In today’s time, no longer does the cheap suit wearing, coffee stain bearing, bear of a salesman need to exist. We live in the time of the internet and progressivism, which has opened up channels of information to avant garde buyers about the cars they are seeking. A salesman no longer needs to vehemently hammer in the details of a cars price and specs; many customers already know this information. So where does that leave a salesperson? Salespeople now need to connect with customers and direct them down the path of purchase to this safe haven. Some customers need a strong seller to help them seal their decisions, others want salespeople who are perceptive to their wants and take care of their needs. This is where woman salespeople come in. When speaking to Cammy Mezrahi, Fiat of Westbury, she stated that she has seen many salesmen chase customers out the showroom because of their barbarous selling techniques. She sees women in a showroom as providing simple comforts, a warm smile at the door or a fresh cup of coffee just when you thought you couldn’t stand and look at cars anymore. As well, they aide customers in the buying process with patience and fortitude. Once in a while there comes along customers whose views on woman in the showroom are, well, stuck in the mud. Debbie, a saleswoman from Fiat at Westbury, told me she once dealt with a customer who flat out told her he does not conduct business with women. It is this kind of negligent attitude that has plagued women in the showroom from now to posterity.
When asked whether the percent of men and women will ever be equal in the auto business a Debbie responded “No way.” The Car dealership has long been known as a battle zone, where male virility comes to compete. In a commission based business the dealership will turn into a jungle, where survival of the fittest will reign supreme. Those with the most apt skills and persistent tactics will lasso in the most customers. This style of salesmanship has been bolstered in showrooms for years. But what if times have changed? What if customers are no longer looking for direction and information or “being sold” on a car? Customers today have more information than ever before, with the ability to summon large forms of information without even leaving the warm comfort of their beds and spouses. When a customer comes into a showroom they usually know the rough price of a car, and some other vital information. This takes an important tactic out of the hands of salesmen, deception.
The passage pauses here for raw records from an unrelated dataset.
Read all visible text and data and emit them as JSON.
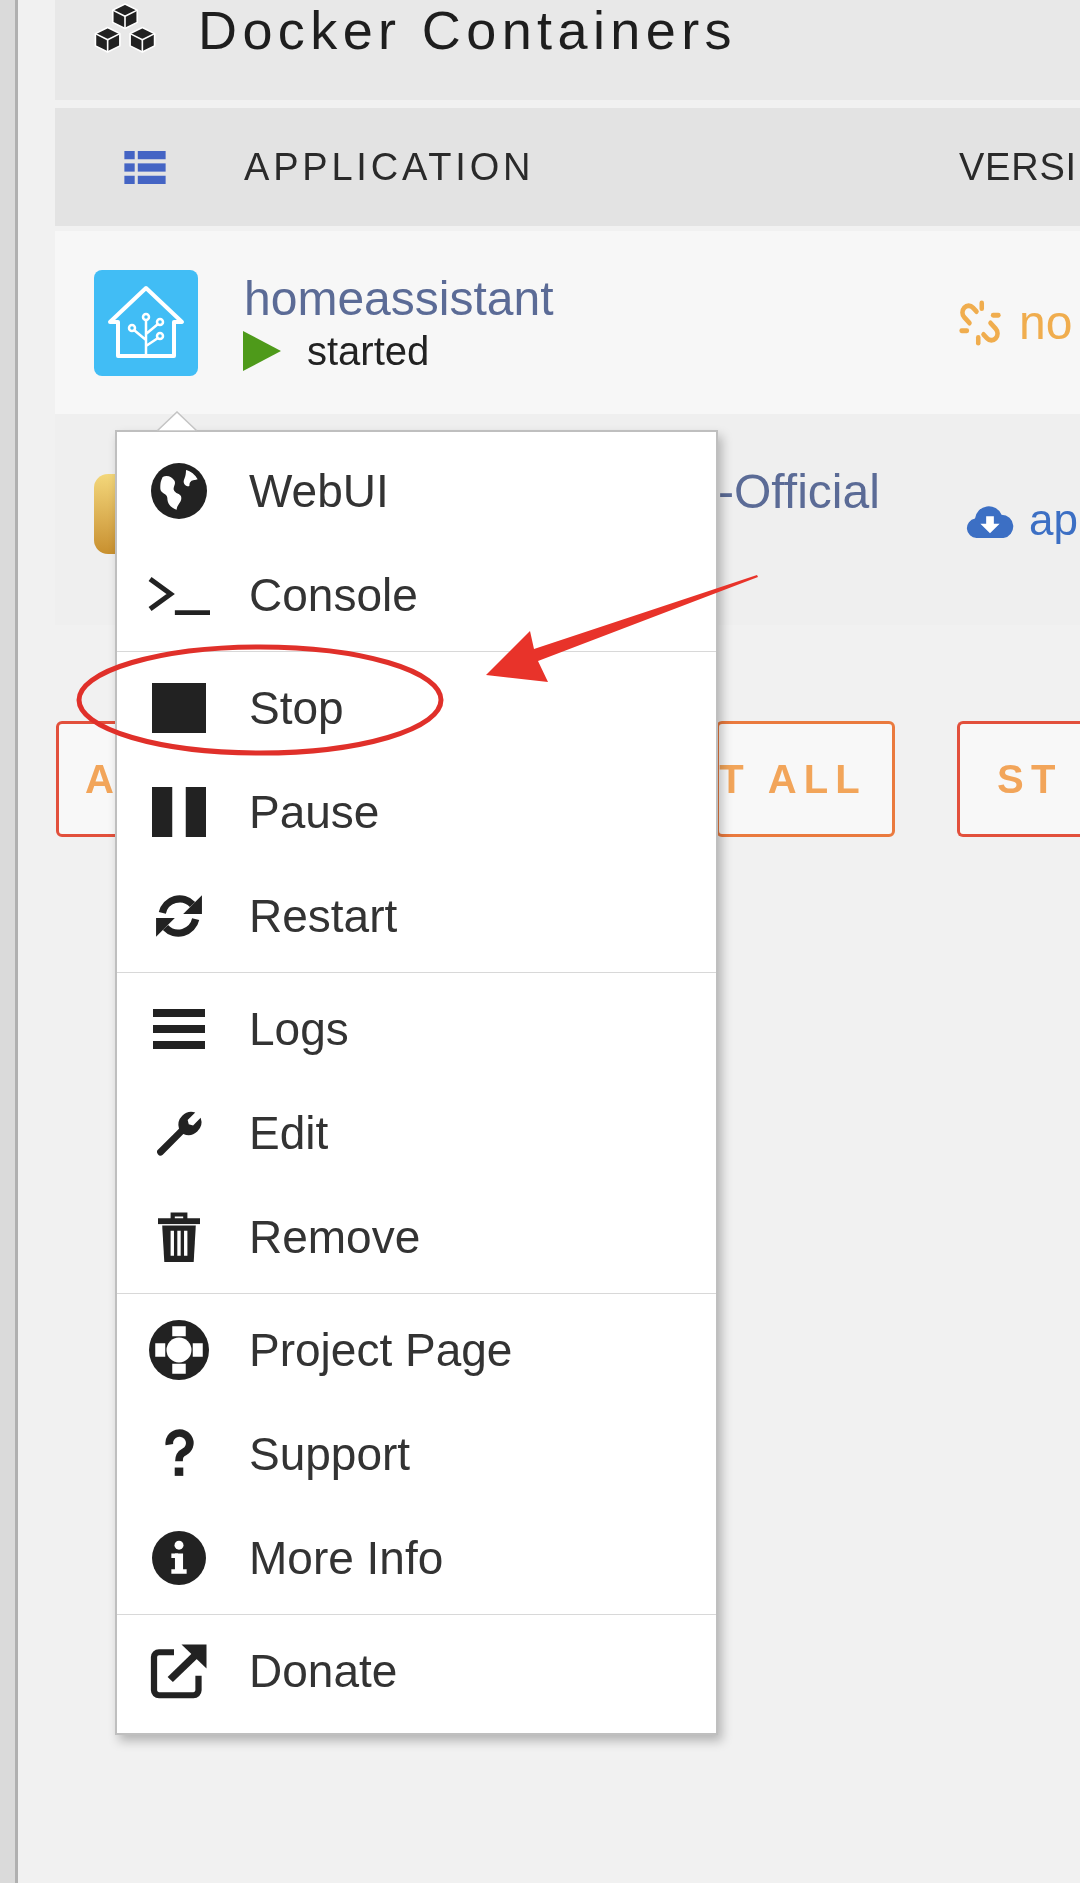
{
  "header": {
    "title": "Docker Containers"
  },
  "table": {
    "columns": [
      "APPLICATION",
      "VERSI"
    ],
    "rows": [
      {
        "name": "homeassistant",
        "status": "started",
        "running": true,
        "version": {
          "kind": "unlinked",
          "text": "no"
        }
      },
      {
        "name": "-Official",
        "version": {
          "kind": "download",
          "text": "ap"
        }
      }
    ]
  },
  "buttons": [
    {
      "label": "A"
    },
    {
      "label": "T ALL"
    },
    {
      "label": "ST"
    }
  ],
  "context_menu": {
    "groups": [
      {
        "items": [
          {
            "label": "WebUI"
          },
          {
            "label": "Console"
          }
        ]
      },
      {
        "items": [
          {
            "label": "Stop"
          },
          {
            "label": "Pause"
          },
          {
            "label": "Restart"
          }
        ]
      },
      {
        "items": [
          {
            "label": "Logs"
          },
          {
            "label": "Edit"
          },
          {
            "label": "Remove"
          }
        ]
      },
      {
        "items": [
          {
            "label": "Project Page"
          },
          {
            "label": "Support"
          },
          {
            "label": "More Info"
          }
        ]
      },
      {
        "items": [
          {
            "label": "Donate"
          }
        ]
      }
    ]
  },
  "annotations": [
    {
      "kind": "ellipse"
    },
    {
      "kind": "arrow"
    }
  ]
}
This has led to different skills being utilized by men and women. Customers want to feel secure buying from a salesperson, and sometimes the overanxious, hyperactive car salesman who keep telling you, this is the one you want, just won’t cut it. This is where female expertise comes in. Some male customers come into dealerships and want to feel like they are home and a woman’s touch definitely caters to male and female buyer. When asking a seasoned employee of Westbury Jeep Chrysler Dodge, Hinda Russo, she stated that a woman’s apparent weakness can be turned into strength. A good saleswoman is an unassuming “force to be reckoned with.” There is nothing more powerful in sales, her sincere caring, friendly smile, patience and pride in achievement will see her through the most difficult customers.
Some of the strengths of a woman in a dealership are intangible. When dealing with a customer Cammy Mezrahi stated that she is more in tune with the needs of the customer and offers a stress free buying experience. Men may be more likely to press a customer, or direct them to a certain vehicle they know they can up-sell. When asked what some of the weakness’ are of woman in a dealership Cammy Mezrahi stated that woman may be “soft sellers”; a term which has slowed women down in showroom like a needed oil change or bad tune up. Though a soft seller is not typical of all woman salesmen, it may be more likely linked.
The social stigmas in a dealership will be stagnant if we do not act to change them. We must not let the opinions of a few interfere with the sentiments of the many and we must look to change ourselves before we can expect any change in the showroom.
-Benjamin Clarke Sporn